Media Money with Julia Boorstin

This Inauguration's Multi-Media Reach

President Barack Obama

Just as new technologies transformed the presidential campaign, today they revolutionized the way Americans experienced the inauguration.

More people watched this inauguration than perhaps any other event in history and on many more screens than ever before.

Not only are people watching on their televisions, they're also watching streaming video on their computers, phones, and on public screens across this country.

MSNBC is partnering with 27 multiplexes around the country to offer its live coverage on the big screen. I reported from one of those theaters in Los Angeles, The Bridge where more than 940 people had RSVP'd for the free tickets by last Thursday. It responded to the high demand by opening up four theaters. The scene was remarkable—the packed theater applauding, rising in silence as President Obama was sworn in, and singing along with the national anthem.

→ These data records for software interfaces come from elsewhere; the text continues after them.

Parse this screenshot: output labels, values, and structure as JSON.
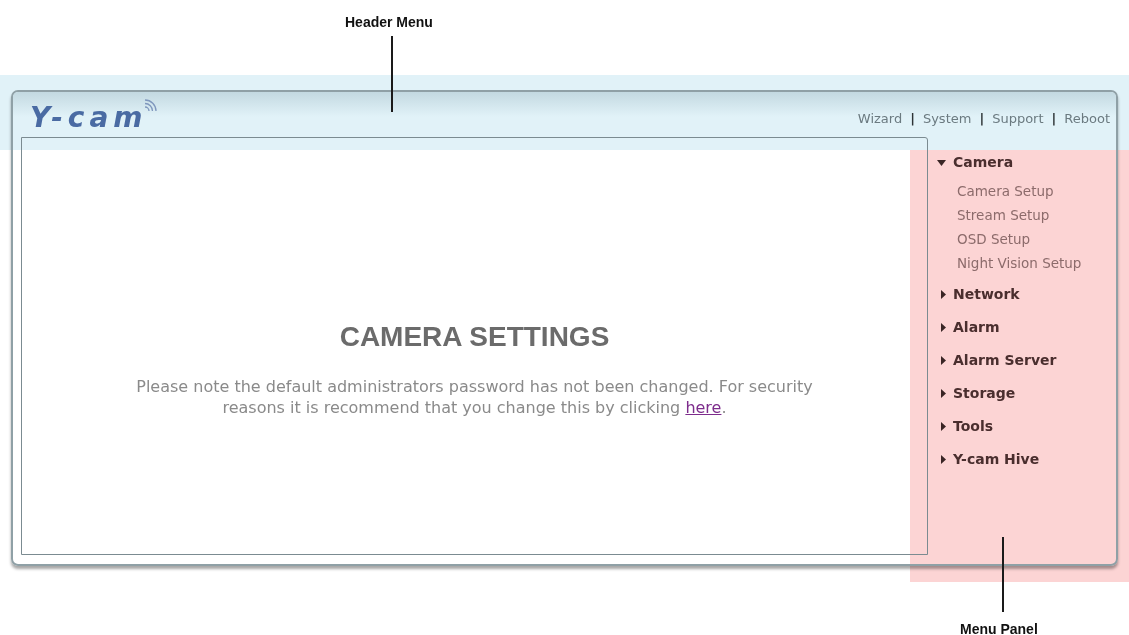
{
  "annotations": [
    {
      "label": "Header Menu"
    },
    {
      "label": "Menu Panel"
    }
  ],
  "header": {
    "logo": "Y-cam",
    "links": [
      {
        "label": "Wizard"
      },
      {
        "label": "System"
      },
      {
        "label": "Support"
      },
      {
        "label": "Reboot"
      }
    ],
    "separators": [
      "|",
      "|",
      "|"
    ]
  },
  "content": {
    "title": "CAMERA SETTINGS",
    "notice": {
      "text": "Please note the default administrators password has not been changed. For security reasons it is recommend that you change this by clicking",
      "link": "here",
      "end": "."
    }
  },
  "menu": [
    {
      "label": "Camera",
      "expanded": true,
      "children": [
        {
          "label": "Camera Setup"
        },
        {
          "label": "Stream Setup"
        },
        {
          "label": "OSD Setup"
        },
        {
          "label": "Night Vision Setup"
        }
      ]
    },
    {
      "label": "Network",
      "expanded": false
    },
    {
      "label": "Alarm",
      "expanded": false
    },
    {
      "label": "Alarm Server",
      "expanded": false
    },
    {
      "label": "Storage",
      "expanded": false
    },
    {
      "label": "Tools",
      "expanded": false
    },
    {
      "label": "Y-cam Hive",
      "expanded": false
    }
  ]
}
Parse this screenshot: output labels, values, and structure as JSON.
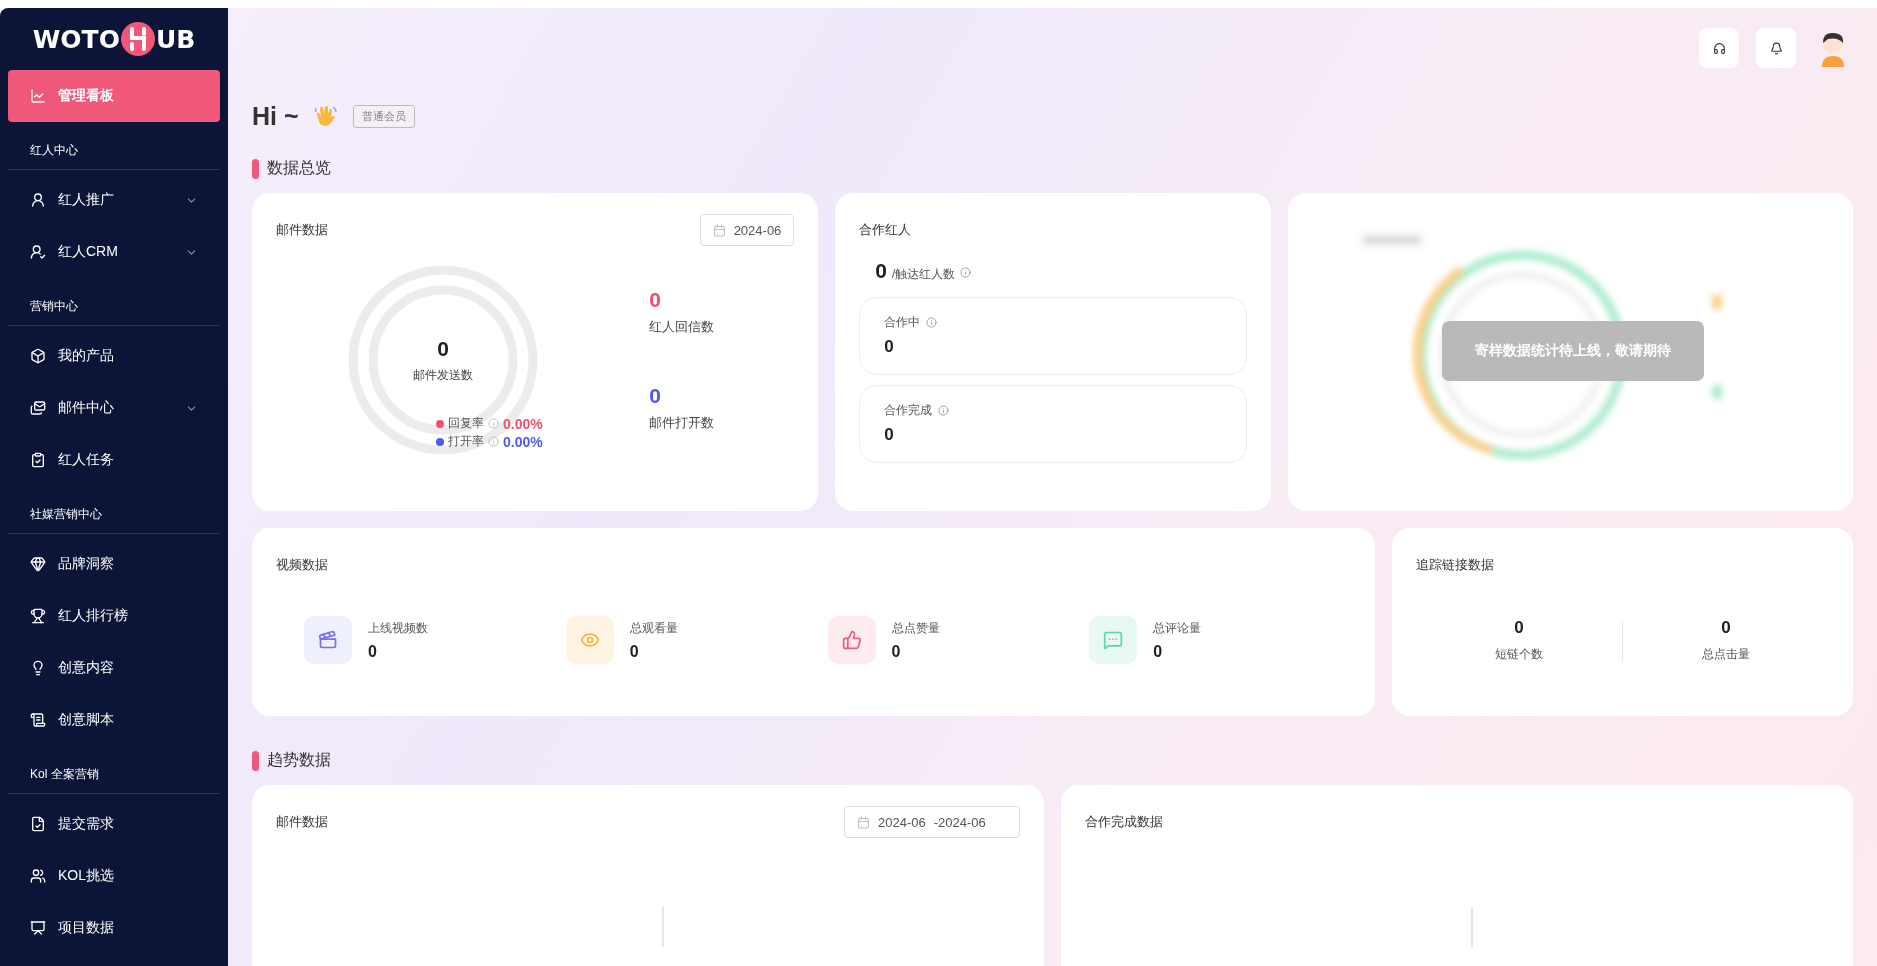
{
  "sidebar": {
    "logo": {
      "left": "WOTO",
      "right": "UB"
    },
    "top_item": {
      "label": "管理看板",
      "selected": true
    },
    "groups": [
      {
        "label": "红人中心",
        "items": [
          {
            "label": "红人推广",
            "selected": false,
            "collapsible": true
          },
          {
            "label": "红人CRM",
            "selected": false,
            "collapsible": true
          }
        ]
      },
      {
        "label": "营销中心",
        "items": [
          {
            "label": "我的产品",
            "selected": false,
            "collapsible": false
          },
          {
            "label": "邮件中心",
            "selected": false,
            "collapsible": true
          },
          {
            "label": "红人任务",
            "selected": false,
            "collapsible": false
          }
        ]
      },
      {
        "label": "社媒营销中心",
        "items": [
          {
            "label": "品牌洞察",
            "selected": false,
            "collapsible": false
          },
          {
            "label": "红人排行榜",
            "selected": false,
            "collapsible": false
          },
          {
            "label": "创意内容",
            "selected": false,
            "collapsible": false
          },
          {
            "label": "创意脚本",
            "selected": false,
            "collapsible": false
          }
        ]
      },
      {
        "label": "Kol 全案营销",
        "items": [
          {
            "label": "提交需求",
            "selected": false,
            "collapsible": false
          },
          {
            "label": "KOL挑选",
            "selected": false,
            "collapsible": false
          },
          {
            "label": "项目数据",
            "selected": false,
            "collapsible": false
          }
        ]
      }
    ]
  },
  "greeting": {
    "text": "Hi ~",
    "badge": "普通会员"
  },
  "overview": {
    "title": "数据总览",
    "mail": {
      "title": "邮件数据",
      "date": "2024-06",
      "center_value": "0",
      "center_label": "邮件发送数",
      "legend": [
        {
          "label": "回复率",
          "value": "0.00%",
          "color": "#f0506e"
        },
        {
          "label": "打开率",
          "value": "0.00%",
          "color": "#4b5de8"
        }
      ],
      "stats": [
        {
          "value": "0",
          "label": "红人回信数",
          "color": "#f0506e"
        },
        {
          "value": "0",
          "label": "邮件打开数",
          "color": "#4b5de8"
        }
      ]
    },
    "cooperation": {
      "title": "合作红人",
      "total": "0",
      "total_label": "/触达红人数",
      "boxes": [
        {
          "label": "合作中",
          "value": "0"
        },
        {
          "label": "合作完成",
          "value": "0"
        }
      ]
    },
    "sample": {
      "notice": "寄样数据统计待上线，敬请期待"
    },
    "video": {
      "title": "视频数据",
      "metrics": [
        {
          "label": "上线视频数",
          "value": "0"
        },
        {
          "label": "总观看量",
          "value": "0"
        },
        {
          "label": "总点赞量",
          "value": "0"
        },
        {
          "label": "总评论量",
          "value": "0"
        }
      ]
    },
    "tracking": {
      "title": "追踪链接数据",
      "stats": [
        {
          "value": "0",
          "label": "短链个数"
        },
        {
          "value": "0",
          "label": "总点击量"
        }
      ]
    }
  },
  "trends": {
    "title": "趋势数据",
    "mail": {
      "title": "邮件数据",
      "date_from": "2024-06",
      "date_to": "-2024-06"
    },
    "cooperation": {
      "title": "合作完成数据"
    }
  }
}
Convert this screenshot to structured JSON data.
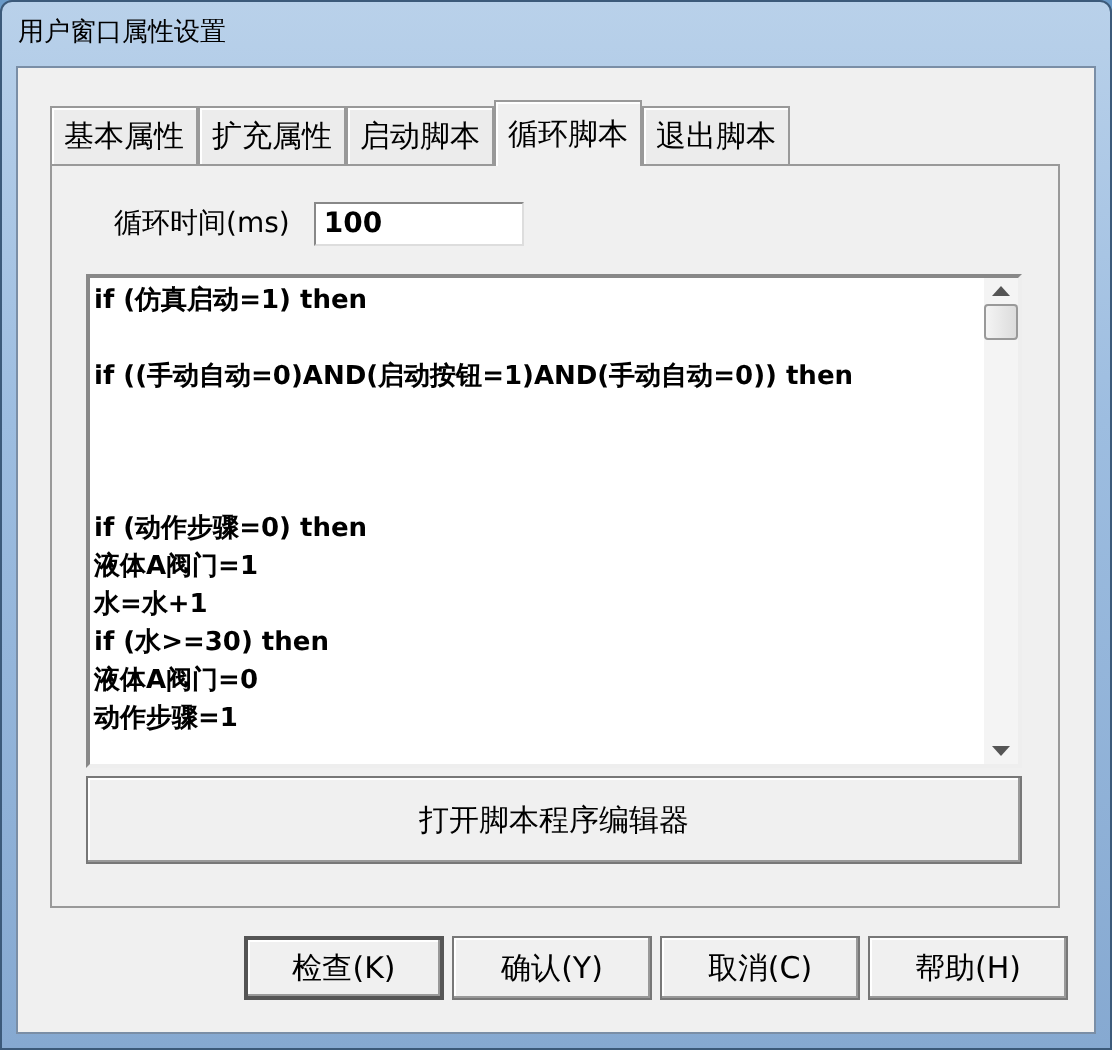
{
  "window": {
    "title": "用户窗口属性设置"
  },
  "tabs": [
    {
      "label": "基本属性",
      "selected": false
    },
    {
      "label": "扩充属性",
      "selected": false
    },
    {
      "label": "启动脚本",
      "selected": false
    },
    {
      "label": "循环脚本",
      "selected": true
    },
    {
      "label": "退出脚本",
      "selected": false
    }
  ],
  "cycle_time": {
    "label": "循环时间(ms)",
    "value": "100"
  },
  "script": {
    "value": "if (仿真启动=1) then\n\nif ((手动自动=0)AND(启动按钮=1)AND(手动自动=0)) then\n\n\n\nif (动作步骤=0) then\n液体A阀门=1\n水=水+1\nif (水>=30) then\n液体A阀门=0\n动作步骤=1"
  },
  "editor_button": "打开脚本程序编辑器",
  "buttons": [
    {
      "label": "检查(K)",
      "default": true
    },
    {
      "label": "确认(Y)",
      "default": false
    },
    {
      "label": "取消(C)",
      "default": false
    },
    {
      "label": "帮助(H)",
      "default": false
    }
  ]
}
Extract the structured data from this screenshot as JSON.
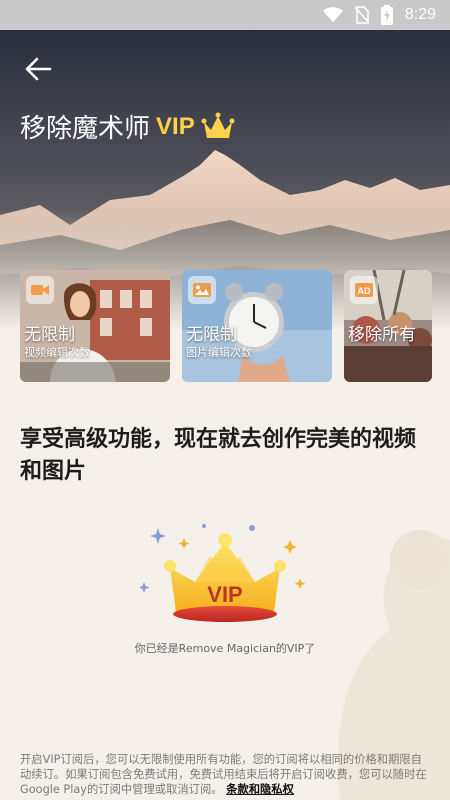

People wanted to experience this inauguration, and with as many media as possible.

MSNBC also broadcast to 650 Starbucks around the country. Hulu and Facebook both live-streamed the event, allowing their users to comment on the events in real-time. Sirius XM radio created a station dedicated entirely to inauguration coverage, in addition to its other regular 17 political and news channels which will also report on the day.

These radio, TV and Internet broadcasters didn't run ads during this inauguration, so their investment in this coverage is to showcase their capabilities and show their patriotism.

The inauguration will likely be the most-watched event of all time. About 241 million people watched the Beijing Olympics on NBC and its various online and mobile channels. This is likely to top that, but it's also impossible to measure. So many people will be watching in unmeasurable public places- train stations, schools, offices, you name it. And it'll be hard to measure how many people watch online streams, but it seems safe to say that this is a turning point for live online video. This coverage demonstrates just how much access online video can offer.

Note: MSNBC is part of the NBC Universal family and like CNBC, is owned by General Electric and Hulu is a joint venture of NBC Universal and News Corp .

Questions?  Comments?